The Senate refuses to do the job they were elected to do and is being irresponsible. They have not even passed a budget in over 950 days and now are kicking the can down the road again by only extending the payroll tax for a mere two months. A two month payroll tax extension is a disgrace. Americans have enough uncertainty with their jobs and homes. Senator Reid is kicking them while they’re down with this proposal.
Senator Lugar has ceased to understand the needs of Indiana, and should yield the floor to a new generation.

Dec 16

HHS ObamaCare Targets Insurance Companies Again -

The Department of Health and Human Services is sprinting like mad to get ObamaCare implemented ahead of the 2013 inauguration of President Obama’s successor, trying to cement as much of the law as possible state and federal bureaucracy. Today they promulgate more in their ever-expanding set of regulations about what is and is not insurance. The result will limit consumer choice and force more and more onto Medicaid.

HHS says state governments should pick one of the health plans available in their state as a “benchmark”, but by that they mean “baseline”: plans offered after the determination is made could only be more generous than the selected plan.

This approach, like the rest of ObamaCare, can only serve to narrow the number of choices consumers have, forcing more and more insurance companies out of the marketplace altogether.

The end result will be more and more people who are forced to choose Medicaid as their health insurance, while many others are unable to afford insurance altogether.

Dec 14

NTSB Power Grab -

In a move well outside its charter, the National Transportatation Safety Board on December 13 called for the 50 states to ban the use of texting and other electronic communications in moving vehicles.

http://www.ntsb.gov/news/2011/111213.html

NTSB couches its outrageous power grab in terms few would dispute, that “No call, no text, no update, is worth a human life.”

But the bargain the texter faces is not to trade his life for a single call, text, or update, but rather an increased risk that he will be insufficiently attentive to the driving task while engaged with the portable device.

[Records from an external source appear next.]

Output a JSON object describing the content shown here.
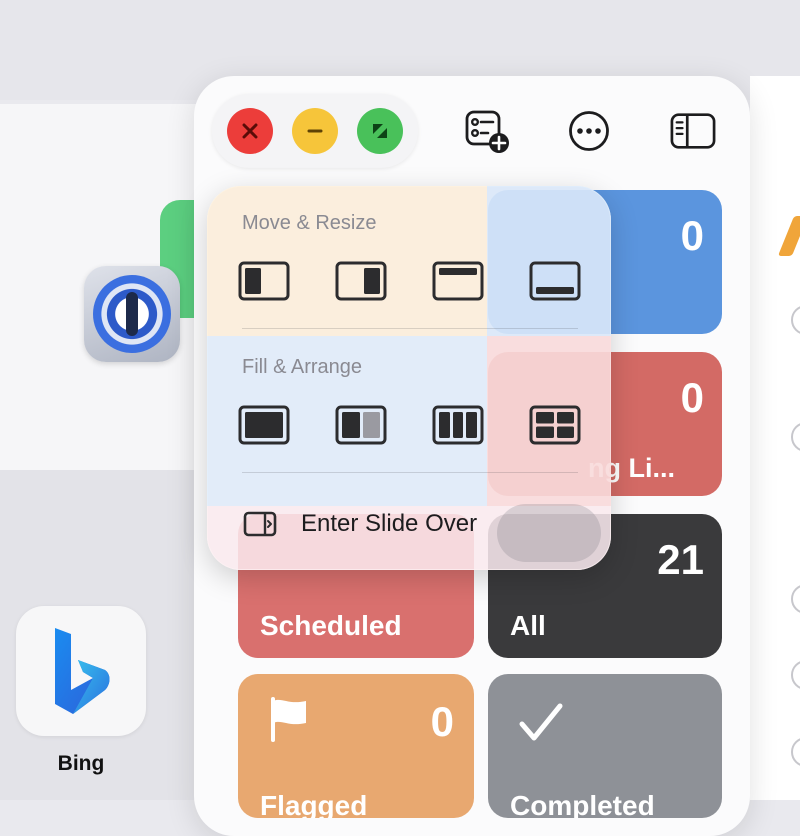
{
  "home": {
    "bing_label": "Bing"
  },
  "window": {
    "traffic": {
      "close": "✕",
      "minimize": "–",
      "zoom": "↗"
    },
    "toolbar": {
      "add_list_icon": "list-add-icon",
      "more_icon": "ellipsis-circle-icon",
      "sidebar_icon": "sidebar-icon"
    }
  },
  "lists": [
    {
      "key": "today",
      "count": "0",
      "label": ""
    },
    {
      "key": "shopping",
      "count": "0",
      "label": "ng Li..."
    },
    {
      "key": "scheduled",
      "count": "",
      "label": "Scheduled"
    },
    {
      "key": "all",
      "count": "21",
      "label": "All"
    },
    {
      "key": "flagged",
      "count": "0",
      "label": "Flagged"
    },
    {
      "key": "completed",
      "count": "",
      "label": "Completed"
    }
  ],
  "menu": {
    "move_resize_title": "Move & Resize",
    "fill_arrange_title": "Fill & Arrange",
    "slide_over_label": "Enter Slide Over"
  },
  "colors": {
    "close": "#ec3d3a",
    "minimize": "#f6c53a",
    "zoom": "#49c15a",
    "today": "#5b95de",
    "scheduled": "#d9706e",
    "all": "#3a3a3c",
    "flagged": "#e8a870",
    "completed": "#8e9197"
  }
}
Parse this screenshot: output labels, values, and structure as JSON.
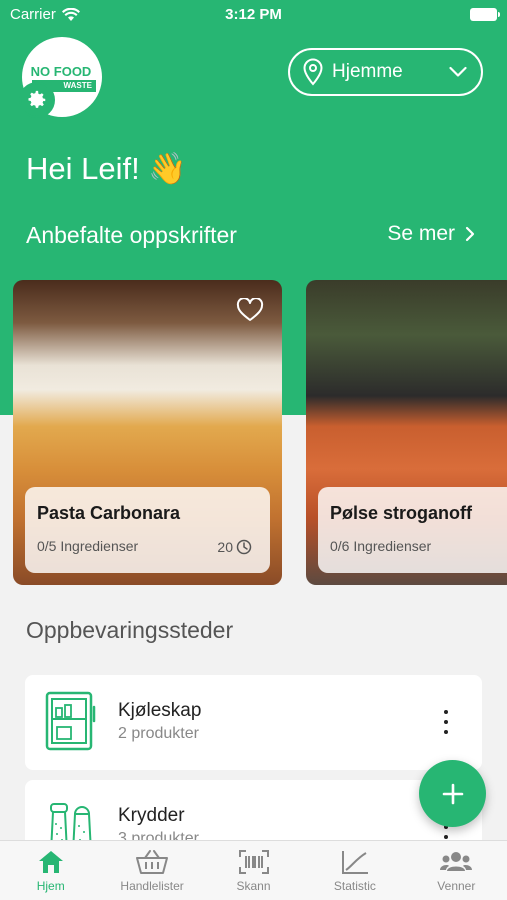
{
  "status_bar": {
    "carrier": "Carrier",
    "time": "3:12 PM"
  },
  "header": {
    "logo_text": "NO FOOD",
    "logo_subtext": "WASTE",
    "location_label": "Hjemme",
    "greeting": "Hei Leif! 👋"
  },
  "recipes": {
    "title": "Anbefalte oppskrifter",
    "see_more": "Se mer",
    "items": [
      {
        "name": "Pasta Carbonara",
        "ingredients": "0/5 Ingredienser",
        "time": "20"
      },
      {
        "name": "Pølse stroganoff",
        "ingredients": "0/6 Ingredienser"
      }
    ]
  },
  "storage": {
    "title": "Oppbevaringssteder",
    "items": [
      {
        "name": "Kjøleskap",
        "count": "2 produkter",
        "icon": "fridge-icon"
      },
      {
        "name": "Krydder",
        "count": "3 produkter",
        "icon": "spice-icon"
      }
    ]
  },
  "tabbar": {
    "tabs": [
      {
        "label": "Hjem",
        "icon": "home-icon",
        "active": true
      },
      {
        "label": "Handlelister",
        "icon": "basket-icon"
      },
      {
        "label": "Skann",
        "icon": "barcode-icon"
      },
      {
        "label": "Statistic",
        "icon": "chart-icon"
      },
      {
        "label": "Venner",
        "icon": "friends-icon"
      }
    ]
  },
  "colors": {
    "brand": "#27b673",
    "background": "#f2f2f2"
  }
}
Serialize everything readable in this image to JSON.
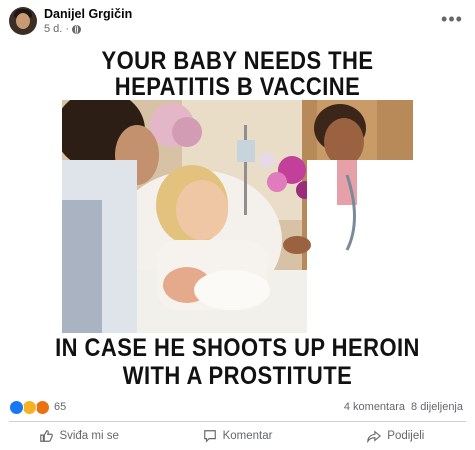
{
  "post": {
    "author": "Danijel Grgičin",
    "time": "5 d.",
    "separator": "·",
    "more_label": "•••"
  },
  "meme": {
    "top_line1": "YOUR BABY NEEDS THE",
    "top_line2": "HEPATITIS B VACCINE",
    "bottom_line1": "IN CASE HE SHOOTS UP HEROIN",
    "bottom_line2": "WITH A PROSTITUTE"
  },
  "reactions": {
    "icons": [
      "like-icon",
      "haha-icon",
      "angry-icon"
    ],
    "colors": {
      "like": "#1877f2",
      "haha": "#f7b125",
      "angry": "#e9710f"
    },
    "count": "65",
    "comments": "4 komentara",
    "shares": "8 dijeljenja"
  },
  "actions": {
    "like": "Sviđa mi se",
    "comment": "Komentar",
    "share": "Podijeli"
  }
}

According to the NTSB’s press release itself, there are more cell phones in use in the U.S. than there are people. So (taking the NTSB’s causality statistics arguendo) if there are 3,100 deaths per year due to cell phone use while driving, then less than 1 in 100,000 cell phones “causes” a traffic death every year.

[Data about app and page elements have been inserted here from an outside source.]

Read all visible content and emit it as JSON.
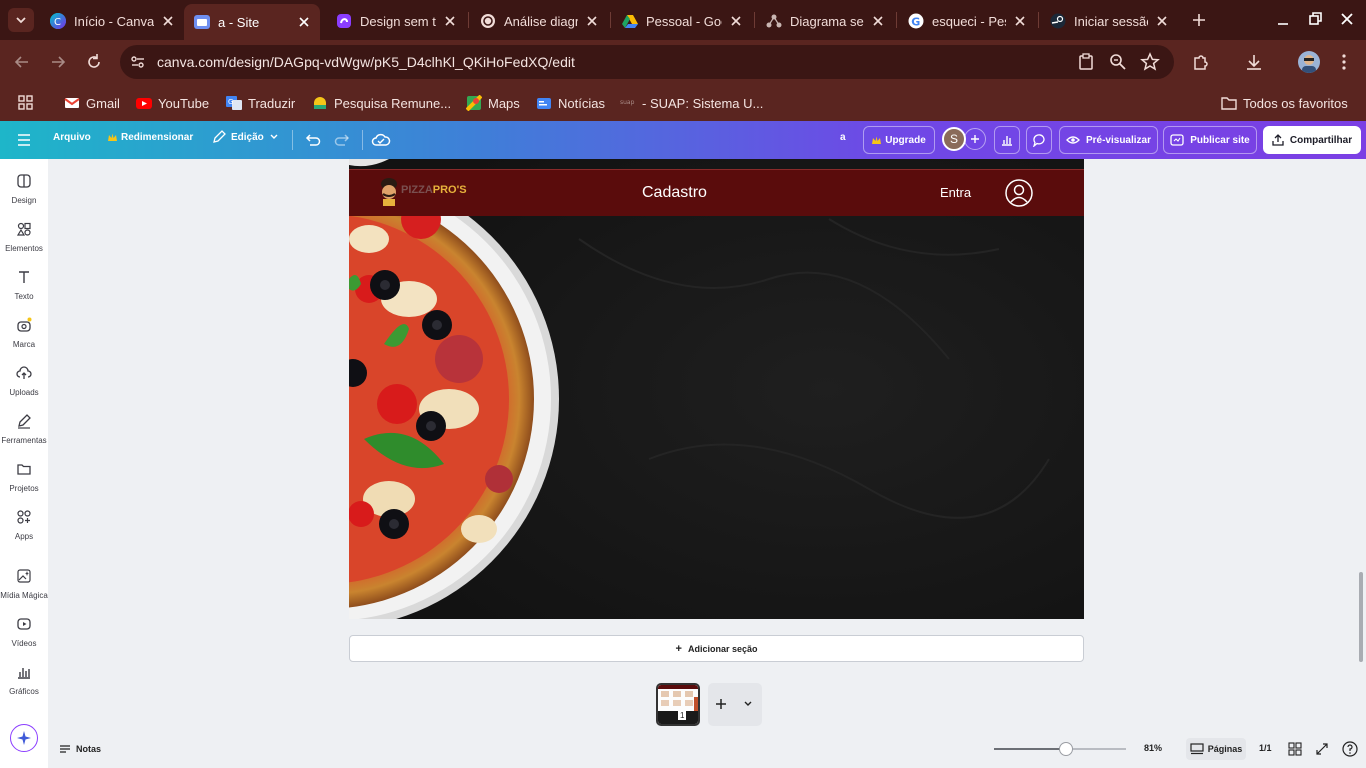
{
  "browser": {
    "tabs": [
      {
        "title": "Início - Canva",
        "favicon": "canva-icon",
        "active": false
      },
      {
        "title": "a - Site",
        "favicon": "canva-site-icon",
        "active": true
      },
      {
        "title": "Design sem título",
        "favicon": "canva-design-icon",
        "active": false
      },
      {
        "title": "Análise diagrama",
        "favicon": "openai-icon",
        "active": false
      },
      {
        "title": "Pessoal - Google Drive",
        "favicon": "google-drive-icon",
        "active": false
      },
      {
        "title": "Diagrama sem título",
        "favicon": "diagram-icon",
        "active": false
      },
      {
        "title": "esqueci - Pesquisa Google",
        "favicon": "google-icon",
        "active": false
      },
      {
        "title": "Iniciar sessão",
        "favicon": "steam-icon",
        "active": false
      }
    ],
    "url": "canva.com/design/DAGpq-vdWgw/pK5_D4clhKl_QKiHoFedXQ/edit",
    "bookmarks": [
      {
        "label": "Gmail",
        "icon": "gmail-icon"
      },
      {
        "label": "YouTube",
        "icon": "youtube-icon"
      },
      {
        "label": "Traduzir",
        "icon": "translate-icon"
      },
      {
        "label": "Pesquisa Remune...",
        "icon": "pesquisa-icon"
      },
      {
        "label": "Maps",
        "icon": "maps-icon"
      },
      {
        "label": "Notícias",
        "icon": "news-icon"
      },
      {
        "label": "- SUAP: Sistema U...",
        "icon": "suap-icon"
      }
    ],
    "all_bookmarks": "Todos os favoritos"
  },
  "canva_toolbar": {
    "file": "Arquivo",
    "resize": "Redimensionar",
    "edit": "Edição",
    "design_name": "a",
    "upgrade": "Upgrade",
    "avatar_letter": "S",
    "preview": "Pré-visualizar",
    "publish": "Publicar site",
    "share": "Compartilhar"
  },
  "rail": [
    {
      "label": "Design",
      "icon": "design-icon"
    },
    {
      "label": "Elementos",
      "icon": "elements-icon"
    },
    {
      "label": "Texto",
      "icon": "text-icon"
    },
    {
      "label": "Marca",
      "icon": "brand-icon"
    },
    {
      "label": "Uploads",
      "icon": "upload-icon"
    },
    {
      "label": "Ferramentas",
      "icon": "tools-icon"
    },
    {
      "label": "Projetos",
      "icon": "folder-icon"
    },
    {
      "label": "Apps",
      "icon": "apps-icon"
    },
    {
      "label": "Mídia Mágica",
      "icon": "magic-media-icon"
    },
    {
      "label": "Vídeos",
      "icon": "video-icon"
    },
    {
      "label": "Gráficos",
      "icon": "charts-icon"
    }
  ],
  "page": {
    "logo_prefix": "PIZZA",
    "logo_suffix": "PRO'S",
    "title": "Cadastro",
    "login_link": "Entra"
  },
  "canvas": {
    "add_section": "Adicionar seção",
    "page_number": "1"
  },
  "footer": {
    "notes": "Notas",
    "zoom": "81%",
    "zoom_fraction": 0.55,
    "pages": "Páginas",
    "page_count": "1/1"
  }
}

More precisely, suppose, given the statistics here:

http://www.edgarsnyder.com/car-accident/cell-phone/statistics.html

that roughly 20% of drivers are regular texters. That would mean that of the 930 billion vehicle miles driven by Americans every year,

(http://www.calculatedriskblog.com)

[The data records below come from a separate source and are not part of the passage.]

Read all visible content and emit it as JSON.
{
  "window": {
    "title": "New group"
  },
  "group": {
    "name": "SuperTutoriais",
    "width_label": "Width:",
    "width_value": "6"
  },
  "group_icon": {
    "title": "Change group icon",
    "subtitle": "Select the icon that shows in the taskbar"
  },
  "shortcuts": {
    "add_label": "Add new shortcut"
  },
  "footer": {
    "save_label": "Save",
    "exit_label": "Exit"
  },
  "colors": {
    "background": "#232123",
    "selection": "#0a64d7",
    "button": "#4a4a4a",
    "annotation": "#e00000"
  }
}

about 180 billion miles are driven by regular texters.

Over the course of 180 billion miles, 3,100 deaths yield one death for every 58 million miles.

Yes, talking on the phone is risky, as is texting, updating Facebook, or changing radio stations.

But every time we allow the government to restrict our ability to take risks, we take one more incremental step toward a soft, pillowy totalitarian world in which we exist endlessly and live not at all.

Aug 09

The Incomparable @SarahPalinUSA -

As a writer, I am continually impressed by Sarah Palin’s ability to do the writer’s job: convey meaning as efficiently as possible. By efficiently, I mean so that the words we use do not get in the way of understanding. The reader neither has to struggle with a definition or sentence construct, nor wonder why she didn’t use some polysyllabic parallelism.

Some highbrow types might think that’s a left-handed compliment, but it isn’t. It’s a full on tip of the hat from an aspiring wordsmith to his better.

But the test of a pundit is not just the ability to convey meaning, but the ability to grasp it, divine the important parts, and write about them.

Read the linked essay on the downgrade of the US credit rating, and what’s important for us now.

Jul 25

It's not clueless flipflopping, though. (h/t @mkhammer) -

Even though the president says stuff he has no reasonable anticipation of being able to back up, he’s the reasonable, one according to Associate Depressed,